San Francisco man shares story of escaping war-torn Yemen

Citizens from other countries, including India and China have had help from their governments evacuating, but the U.S. has no embassy in Yemen and there is no U.S. campaign to move its citizens out of the country.

A San Francisco man who made it out of the war-torn country thanks to sheer luck, and daring, shared his story with KTVU, in the hopes that it would highlight the plight and struggles of other Yemeni-Americans trapped in the country.

Mokhtar Alkhanshali grew up in San Francisco. He travels to his parents' native country of Yemen often to visit coffee farms for his business. He never expected he would be trapped there while the country was embroiled in a full-scale war.

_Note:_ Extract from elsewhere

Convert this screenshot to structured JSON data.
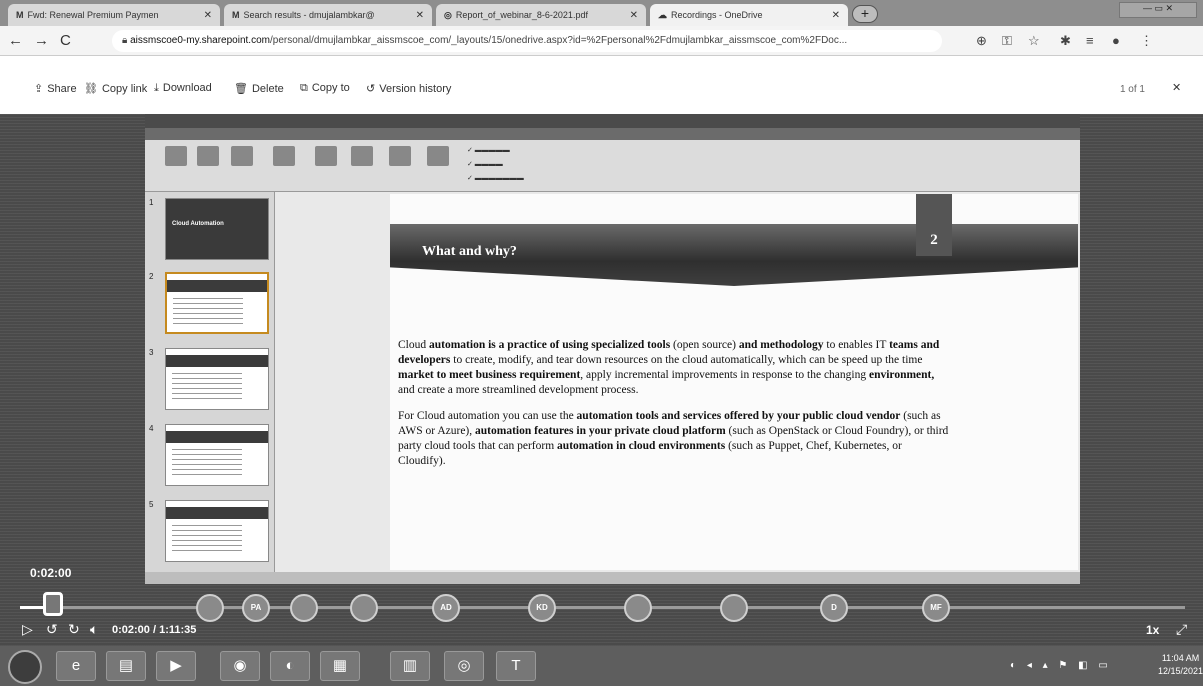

In a photo he shared with KTVU, Alkhanshali is smiling, sitting in a motor boat, with blue skies and turquoise water in the background. It looks like he's taking a pleasure cruise, but this was no vacation for him. The photo documents part of his three-day journey out of Yemen, back to the Bay Area.

"It really feels like I was in some sort of action adventure novel," he said.

Alkhanshali owns a coffee distribution start up, called Mocha Mill. He spent the past five months in Yemen meeting with coffee farmers, through a program that had been partly sanctioned by US AID. The morning of March 27, he woke up to the sound of bombs exploding in the capital.

"It felt like Armageddon. All hell broke loose," Alkhanshali said. "I didn't know if I was going to live to see the morning. That's how bad it was."

The capital's civilian airport was destroyed by the bombing. Alkhanshali knew he could not escape to Oman, since it was a 28 hour drive through the "cold, hard, desert" away. The only way out of the country was by sea. He drove seven hours to the port city of Mocha and convinced a stranger to take him across the Red Sea to Africa.

"There it was, a small boat, 16 to 20 footer, a small 40 horse-power Yamaha engine behind it," he said. "After a few hours it started to sink in, I'm in the middle of the ocean with no navigation equipment."

He ended up in the African country of Dijbouti. From there he traveled to Kenya, then boarded a flight to Amsterdam, and later, flew from Amsterdam to San Francisco International.

"I was very fortunate, very lucky to be here. There are still thousands of Yemenis still there. My aunt is still there with her five kids, all U.S. citizens," Alkhanshali said.

"Unfortunately there is no safe way out, our government is not supporting or creating one," said Zahra Billoo, Executive Director of the Bay Area Chapter of the Council on American Islamic Relations.

American legal aid groups have created a website called "".

They said they've received more than 300 requests for help from U.S. citizens trying to escape.

"We wanted to centralize a place where people who were effectively abandoned by their government could seek help from civil rights groups," Billoo said.

As for Alkhanshali, he not only escaped with his life, but also two suitcases full of coffee samples.

"I brought all my samples with me. These samples have survived rockets and mortars and pirates! I'm not kidding," he said.

He says he felt he owed it to the farmers he'd worked with for the past five months to help them access some sort of economic opportunity, despite the conflict they're now living through.

Alkhanshali is going to an International Coffee Conference in Seattle, where he hopes to find buyers for his Yemeni coffee, although he knows if the conflict in the country drags on, it will be difficult to get those products out of Yemen.